Early in the series, Georgia asks Ally what makes her problems “so much bigger than everyone else’s.” “They’re mine,” Ally replies sincerely. Bellafante cites this exchange as an example of how “offensive” the character is, how Ally’s a “frazzled, self-absorbed girl.” Maybe. But when I watched that episode a few days ago, it struck me as really gutsy thing to say and to believe. I’m not only allowed to take my own problems seriously, but I’m obligated to do so. If I don’t take my own concerns seriously, who will? Do we ever ask men or male characters, hey, why aren’t you putting other people’s needs ahead of your own?
Telling stories about women’s interior lives is a feminist act, even when those stories are imperfect. Ally McBeal isn’t the be-all end-all of pop feminism (just as a point of reference, Ally aired opposite Buffy the Vampire Slayer, and Sex and the City started just a year after it), but when a show says “this is how some women think about and explore sex and their sexual identities; this is how some men think about and explore sex and their sexual identities,” it forces us to reflect on it ourselves, and that can be a feminist act, too.
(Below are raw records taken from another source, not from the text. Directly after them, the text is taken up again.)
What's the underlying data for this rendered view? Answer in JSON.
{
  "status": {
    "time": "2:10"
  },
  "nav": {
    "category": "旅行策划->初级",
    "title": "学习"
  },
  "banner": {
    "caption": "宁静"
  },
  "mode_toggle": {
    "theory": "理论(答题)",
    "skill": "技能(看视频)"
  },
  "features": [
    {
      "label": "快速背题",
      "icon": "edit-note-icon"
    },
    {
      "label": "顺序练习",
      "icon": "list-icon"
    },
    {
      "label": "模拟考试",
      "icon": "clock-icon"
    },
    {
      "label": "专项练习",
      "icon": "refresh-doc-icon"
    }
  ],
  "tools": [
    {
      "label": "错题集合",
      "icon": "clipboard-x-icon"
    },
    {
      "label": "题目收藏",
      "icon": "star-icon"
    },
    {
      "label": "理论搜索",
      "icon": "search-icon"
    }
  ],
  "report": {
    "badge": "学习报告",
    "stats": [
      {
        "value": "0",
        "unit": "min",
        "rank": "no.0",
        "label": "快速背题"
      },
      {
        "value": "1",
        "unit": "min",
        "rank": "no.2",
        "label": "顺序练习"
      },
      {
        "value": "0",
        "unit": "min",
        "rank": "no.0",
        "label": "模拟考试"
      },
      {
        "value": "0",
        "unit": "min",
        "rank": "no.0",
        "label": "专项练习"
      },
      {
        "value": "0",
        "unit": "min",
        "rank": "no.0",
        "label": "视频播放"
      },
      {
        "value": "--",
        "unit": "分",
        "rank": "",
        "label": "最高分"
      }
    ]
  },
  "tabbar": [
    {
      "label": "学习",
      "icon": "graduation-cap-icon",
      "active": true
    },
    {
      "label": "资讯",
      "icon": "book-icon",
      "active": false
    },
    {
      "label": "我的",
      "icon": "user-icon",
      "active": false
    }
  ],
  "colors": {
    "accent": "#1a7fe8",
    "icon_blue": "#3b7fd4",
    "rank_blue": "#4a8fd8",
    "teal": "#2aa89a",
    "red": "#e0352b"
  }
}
Ally McBeal is still a surprisingly good show, particularly in its first and second seasons. Its fantasy sequences border on kitsch, but there’s also something indelible about Peter MacNicol gazing into a mirror, bopping his head to the opening chords of “You’re the First, the Last, My Everything,” and getting psyched. That combination of emotions can be portrayed with more nuance and artistry, perhaps, but it’s never been done with more clarity. The legal banter is still compelling, and the questions that the show raised then are questions that still need raising. Ally doesn’t push buttons the way it once did, so now it just plays as soapy, imperfect, but enjoyable fun. Plus, I get to bust out my silly pajamas all over again.